  • 247. Dialogic innovatie ● interactie 241Appendix IV: Results of pair-wiseFisher Exacts Tests for correlationQ31Q32Q36Q37Q38Q39Q40Q41Q42Q43Q44Q46Q47Q48Q49Q50Q54Q32.229Q36.440.124Q37.298.219.174Q38-.287.197.185.198Q39.086.197x x xQ40-.342.108.182.186.797xQ41x x .108.121x x .117Q42x .266x .337.192x -.128xQ43.366x .420x -.148x x .178xQ44.217x .169x x x x x x .256Q46-.076.327x x x x .094x .124-.164xQ47-.092.177x .308.096x x x .213-.132x .213Q48.191.164.169.161x x x x .335.191x .204.132Q49-.175x .170.123x x x x x -.152x .175.151.313Q50.161x .129x x x x x x .105x x x .179xQ54.080x .115.179x x x x .098.135x -.208x .222-.103.102Q55x .378.096.153x x x x .325.158x .470.429.303.159x .146

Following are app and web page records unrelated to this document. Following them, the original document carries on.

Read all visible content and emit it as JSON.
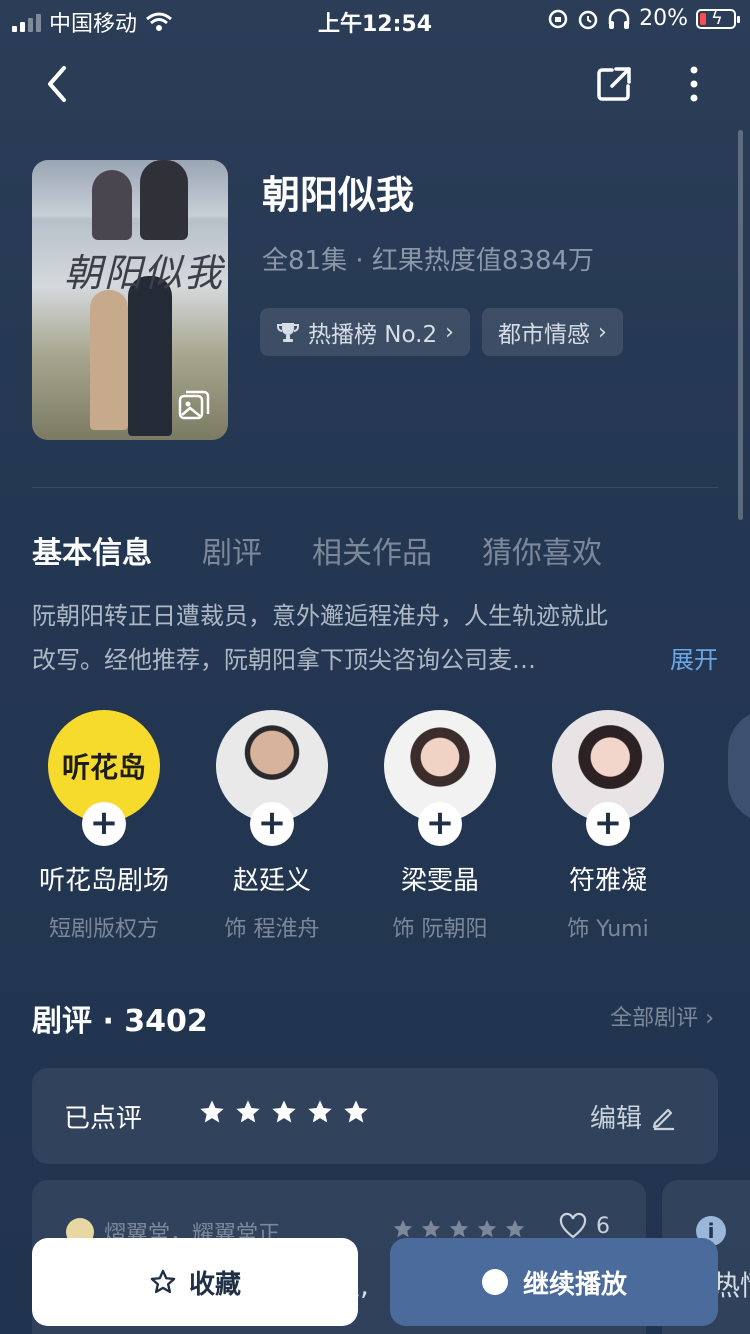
{
  "status": {
    "carrier": "中国移动",
    "time": "上午12:54",
    "battery": "20%"
  },
  "poster": {
    "title_art": "朝阳似我"
  },
  "header": {
    "title": "朝阳似我",
    "meta": "全81集 · 红果热度值8384万",
    "chips": [
      {
        "label": "热播榜 No.2",
        "icon": "trophy-icon"
      },
      {
        "label": "都市情感"
      }
    ]
  },
  "tabs": [
    "基本信息",
    "剧评",
    "相关作品",
    "猜你喜欢"
  ],
  "synopsis": {
    "line1": "阮朝阳转正日遭裁员，意外邂逅程淮舟，人生轨迹就此",
    "line2": "改写。经他推荐，阮朝阳拿下顶尖咨询公司麦…",
    "expand": "展开"
  },
  "cast": [
    {
      "name": "听花岛剧场",
      "role": "短剧版权方",
      "logo": "听花岛"
    },
    {
      "name": "赵廷义",
      "role": "饰 程淮舟"
    },
    {
      "name": "梁雯晶",
      "role": "饰 阮朝阳"
    },
    {
      "name": "符雅凝",
      "role": "饰 Yumi"
    }
  ],
  "reviews": {
    "heading": "剧评 · 3402",
    "all_label": "全部剧评",
    "rated_label": "已点评",
    "rating": 5,
    "edit_label": "编辑",
    "card": {
      "user": "熠翼堂，耀翼堂正...",
      "likes": "6",
      "snippet": "主,"
    },
    "card2_snippet": "热情"
  },
  "actions": {
    "collect_label": "收藏",
    "play_label": "继续播放"
  },
  "colors": {
    "background": "#243752",
    "accent": "#6aa7e4",
    "play_button": "#4a6b9b"
  }
}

  • 248. Dialogic innovatie ● interactie242Q31 XHTMLQ32 HTMLLANGQ36 FAVICONQ37 HTTPSQ38 METADESCRIPQ39 PAGETITLEQ40 METAKEYWORDQ41 MOBILEREADYQ42 JQUERYQ43 ROBOTSTXTQ44 METAGENERATORQ46 SERVICES_GOOGLEQ47 AUTHENTICATIONQ48 SOCIALMEDIAQ49 TLDQ50 RSSQ54 PASSWORDFIELDQ55 SERVICES_RAW